The Mommy Vortex: When You & Your Daughter Disagree Over Pink
When little Riley asked, “why do girls have to buy all the pink stuff” in the short video made by her father, many of us watched, nodding (or shaking?) our heads. Her dad replied, somewhat resigned, “Good question, Riley.”
It is a good question. And one I have often asked myself, especially after my daughter was born and my house suddenly looked like a bottle of Pepto Bismol had exploded in it. There was pink everywhere. And I don’t even like pink! But I had a girl, and the pink-frosted toys – mostly gifts – were ubiquitous.
Like me, Riley was pretty upset that the boys got to choose toys with all different colors, while the girls’ toys seemed so, well, pink. Her questions were spot on: What if the girls wanted superhero toys? And – gasp! – what if some boys wanted to play with princesses?
Riley’s exasperation at specific gender marketing not only showed an understanding beyond her years, but on some very basic level, it demonstrated that the marketing was working. Riley got the message loud and clear that there was some sort of separation between what girls and boys “should” have and want. And she didn’t want to be told that; she wanted to make her own decision. Good for her.
I had hoped before my daughter was born that she would be just like Riley (and me): exasperated by pink and all it represented. At six, I had happily traded in my bubble gum pink ballet slippers for soccer cleats and never looked back. I routinely asked my parents for a racing track and a BMX dirt bike. I wanted my daughter to be the same way . . . and that’s not going to happen. My daughter is a princess-loving diva who believes everything should be covered in “sprinkles” (her word for sparkles). And she loves pink.
In fact, when she was potty training, I had run out of the “girl” training pants, and had to use one leftover from a package I had used with my son (which was blue). My daughter threw a fit.
“That’s for BOYS!” she wailed. “It’s blue!” she cried in protest.
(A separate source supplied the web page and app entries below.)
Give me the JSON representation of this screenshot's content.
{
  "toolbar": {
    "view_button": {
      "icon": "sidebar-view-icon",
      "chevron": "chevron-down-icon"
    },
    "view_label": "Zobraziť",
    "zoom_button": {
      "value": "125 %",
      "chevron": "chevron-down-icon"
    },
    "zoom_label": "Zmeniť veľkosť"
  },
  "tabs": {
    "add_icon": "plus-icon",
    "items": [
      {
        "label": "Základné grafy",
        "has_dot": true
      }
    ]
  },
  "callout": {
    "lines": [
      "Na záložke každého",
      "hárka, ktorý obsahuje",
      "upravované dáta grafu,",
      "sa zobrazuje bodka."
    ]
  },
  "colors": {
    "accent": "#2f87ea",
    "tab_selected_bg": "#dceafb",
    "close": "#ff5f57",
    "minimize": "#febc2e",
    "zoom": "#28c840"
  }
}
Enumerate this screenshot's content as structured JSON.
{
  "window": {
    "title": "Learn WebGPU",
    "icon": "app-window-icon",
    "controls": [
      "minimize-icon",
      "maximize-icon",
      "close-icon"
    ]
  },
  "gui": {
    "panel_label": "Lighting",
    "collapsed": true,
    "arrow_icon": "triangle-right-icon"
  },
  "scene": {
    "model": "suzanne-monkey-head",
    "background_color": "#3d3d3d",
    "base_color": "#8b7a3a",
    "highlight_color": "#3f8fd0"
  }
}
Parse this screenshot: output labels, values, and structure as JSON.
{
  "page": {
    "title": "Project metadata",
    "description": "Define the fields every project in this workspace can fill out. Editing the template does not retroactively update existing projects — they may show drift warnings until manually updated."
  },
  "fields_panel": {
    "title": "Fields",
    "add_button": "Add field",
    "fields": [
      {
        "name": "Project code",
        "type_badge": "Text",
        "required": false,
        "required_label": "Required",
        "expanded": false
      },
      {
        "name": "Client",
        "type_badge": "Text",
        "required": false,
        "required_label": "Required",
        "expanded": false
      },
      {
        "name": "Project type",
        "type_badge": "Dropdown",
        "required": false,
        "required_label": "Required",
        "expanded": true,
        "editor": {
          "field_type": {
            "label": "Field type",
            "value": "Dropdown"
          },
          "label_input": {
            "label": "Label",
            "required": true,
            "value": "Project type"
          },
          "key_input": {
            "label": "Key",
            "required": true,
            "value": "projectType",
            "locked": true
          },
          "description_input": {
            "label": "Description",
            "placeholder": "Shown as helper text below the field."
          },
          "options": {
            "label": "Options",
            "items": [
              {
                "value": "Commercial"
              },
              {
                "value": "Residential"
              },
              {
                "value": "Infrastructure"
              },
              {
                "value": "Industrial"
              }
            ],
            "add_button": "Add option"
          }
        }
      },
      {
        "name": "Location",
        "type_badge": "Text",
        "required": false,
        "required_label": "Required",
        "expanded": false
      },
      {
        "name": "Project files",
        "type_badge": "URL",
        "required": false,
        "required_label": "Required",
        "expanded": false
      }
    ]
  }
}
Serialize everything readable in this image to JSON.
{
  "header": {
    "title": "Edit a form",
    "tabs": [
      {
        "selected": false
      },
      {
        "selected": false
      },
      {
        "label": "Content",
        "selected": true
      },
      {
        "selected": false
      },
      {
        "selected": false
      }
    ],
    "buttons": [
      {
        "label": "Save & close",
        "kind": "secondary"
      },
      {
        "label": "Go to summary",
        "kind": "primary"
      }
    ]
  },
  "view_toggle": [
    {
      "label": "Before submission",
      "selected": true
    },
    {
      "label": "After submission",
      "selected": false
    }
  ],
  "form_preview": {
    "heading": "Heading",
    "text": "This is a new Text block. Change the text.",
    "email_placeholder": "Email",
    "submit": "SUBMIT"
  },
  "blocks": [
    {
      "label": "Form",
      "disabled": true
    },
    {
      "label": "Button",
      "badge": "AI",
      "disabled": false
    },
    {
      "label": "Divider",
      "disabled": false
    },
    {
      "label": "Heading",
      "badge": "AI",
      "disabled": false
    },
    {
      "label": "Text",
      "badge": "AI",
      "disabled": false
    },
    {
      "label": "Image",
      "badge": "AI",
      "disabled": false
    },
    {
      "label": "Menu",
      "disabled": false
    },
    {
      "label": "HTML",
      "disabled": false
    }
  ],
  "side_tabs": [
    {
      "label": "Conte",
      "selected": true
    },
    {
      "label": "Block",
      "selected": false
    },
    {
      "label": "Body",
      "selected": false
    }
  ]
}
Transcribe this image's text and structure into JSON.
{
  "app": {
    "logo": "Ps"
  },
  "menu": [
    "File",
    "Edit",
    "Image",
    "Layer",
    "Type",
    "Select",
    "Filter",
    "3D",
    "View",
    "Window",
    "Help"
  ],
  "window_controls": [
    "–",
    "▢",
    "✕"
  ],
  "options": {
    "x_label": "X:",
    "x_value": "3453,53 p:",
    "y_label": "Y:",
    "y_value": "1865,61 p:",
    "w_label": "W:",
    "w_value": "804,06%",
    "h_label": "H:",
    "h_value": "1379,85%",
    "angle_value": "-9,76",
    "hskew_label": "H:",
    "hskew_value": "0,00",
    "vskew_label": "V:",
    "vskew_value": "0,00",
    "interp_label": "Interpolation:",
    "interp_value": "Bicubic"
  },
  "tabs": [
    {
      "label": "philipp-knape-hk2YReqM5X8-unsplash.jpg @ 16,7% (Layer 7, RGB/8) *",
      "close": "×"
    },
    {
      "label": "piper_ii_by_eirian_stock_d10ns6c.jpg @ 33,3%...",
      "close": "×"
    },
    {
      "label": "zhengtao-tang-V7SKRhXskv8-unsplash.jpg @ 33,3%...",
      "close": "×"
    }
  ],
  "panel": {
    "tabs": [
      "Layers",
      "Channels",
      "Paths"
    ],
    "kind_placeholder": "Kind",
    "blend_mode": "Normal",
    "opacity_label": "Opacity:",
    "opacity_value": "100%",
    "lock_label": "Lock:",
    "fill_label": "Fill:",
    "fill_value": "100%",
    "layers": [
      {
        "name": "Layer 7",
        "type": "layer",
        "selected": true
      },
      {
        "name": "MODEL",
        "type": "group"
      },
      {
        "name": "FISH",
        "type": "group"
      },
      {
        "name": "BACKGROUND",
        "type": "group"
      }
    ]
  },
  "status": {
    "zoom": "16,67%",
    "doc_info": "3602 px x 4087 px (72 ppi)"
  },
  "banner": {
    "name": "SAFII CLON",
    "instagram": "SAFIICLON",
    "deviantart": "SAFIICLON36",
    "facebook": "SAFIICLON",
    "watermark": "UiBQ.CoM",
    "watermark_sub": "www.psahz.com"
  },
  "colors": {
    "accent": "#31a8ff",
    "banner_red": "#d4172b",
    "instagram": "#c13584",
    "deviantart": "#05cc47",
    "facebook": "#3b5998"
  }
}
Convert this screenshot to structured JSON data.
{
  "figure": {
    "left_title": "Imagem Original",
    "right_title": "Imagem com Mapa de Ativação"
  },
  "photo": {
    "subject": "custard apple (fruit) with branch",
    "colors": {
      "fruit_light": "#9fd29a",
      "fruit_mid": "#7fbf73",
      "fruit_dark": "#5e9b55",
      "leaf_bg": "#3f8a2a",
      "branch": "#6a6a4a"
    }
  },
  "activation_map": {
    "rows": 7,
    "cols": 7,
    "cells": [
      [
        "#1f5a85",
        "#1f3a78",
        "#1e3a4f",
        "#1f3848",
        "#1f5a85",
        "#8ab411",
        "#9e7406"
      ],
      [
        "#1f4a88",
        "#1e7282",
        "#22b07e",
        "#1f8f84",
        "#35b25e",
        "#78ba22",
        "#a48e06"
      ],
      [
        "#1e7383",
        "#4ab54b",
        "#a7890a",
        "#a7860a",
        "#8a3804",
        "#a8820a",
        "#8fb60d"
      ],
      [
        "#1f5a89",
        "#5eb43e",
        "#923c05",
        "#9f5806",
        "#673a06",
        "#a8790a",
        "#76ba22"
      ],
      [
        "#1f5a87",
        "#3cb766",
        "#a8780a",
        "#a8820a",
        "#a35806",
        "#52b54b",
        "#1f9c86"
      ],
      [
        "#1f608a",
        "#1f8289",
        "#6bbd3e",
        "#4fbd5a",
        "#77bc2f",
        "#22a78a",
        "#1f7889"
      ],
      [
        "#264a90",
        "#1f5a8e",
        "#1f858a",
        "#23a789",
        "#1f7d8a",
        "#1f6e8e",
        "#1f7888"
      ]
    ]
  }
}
I was mortified.
How could my daughter – MY daughter – refuse to wear something because it wasn’t pink? I hated pink, not just the color, but everything it represented to me: the inability to choose for myself because that’s what “they” told me I had to like, wear, and buy just because I had been born a girl. I had given my daughter a substantial number of non-gender based toys in glorious reds, yellows, greens and oranges. She even had a full line of race cars, superheroes, and dinosaurs at her disposal, thanks to my son’s arsenal of “boy” toys.
And yet, she still refused to wear a blue training diaper under her clothes, simply because she believed girls should wear pink over blue. Did the marketing companies win already? It took me days to digest what I viewed as a personal failure.
Eventually, I came to terms with my daughter’s position. Wasn’t the fact that my daughter felt the confidence to choose and share her choice with me proof enough that she was exercising her own mind, and wasn’t being brainwashed by others into what to think or do? She had different toys and colors all around her, every day since she was born. So why should I question her choice? Wouldn’t that, in itself, be employing some horrific, gender-based double standard?
At the very heart of the issue is the fact that these kids should be able to choose what toys, clothes, or colors they like best, without a gender-based judgment by their parents, peers, or society.
Giving my daughter the option to choose pink is really giving her the tools to make her own decisions, despite my own preconceived notions of what I think she should choose. Making decisions for her, or even grooming her to think she “should” (or shouldn’t!) like something based on her gender, isn’t going to make her confident or decisive, as she would just be doing what she thinks would please others.
I had to dig deep to be proud of my daughter for making her choice clearly heard, even when at some level she knew I didn’t agree. I want her to know and speak her own mind, and that means that she will sometimes not agree with me. And I have to be OK with that. Even if it means she chooses pink.
Not that I will stop giving her options that don’t include pink. Maybe, one day, she’ll voluntarily change her mind. Until then, she’ll be my first – and very favorite – pink, sprinkle-covered princess.
Rosemarie Coppola-Baldwin is a practicing attorney and a dedicated mother of a two children. A Georgetown University graduate, Rosemarie has practiced law at a major New York City law firm and for the City of New York. Rosemarie has been a guest lecturer on women’s civil rights and related legal issues at St. John’s University (New York), and offers pro bono legal services to a variety of entities.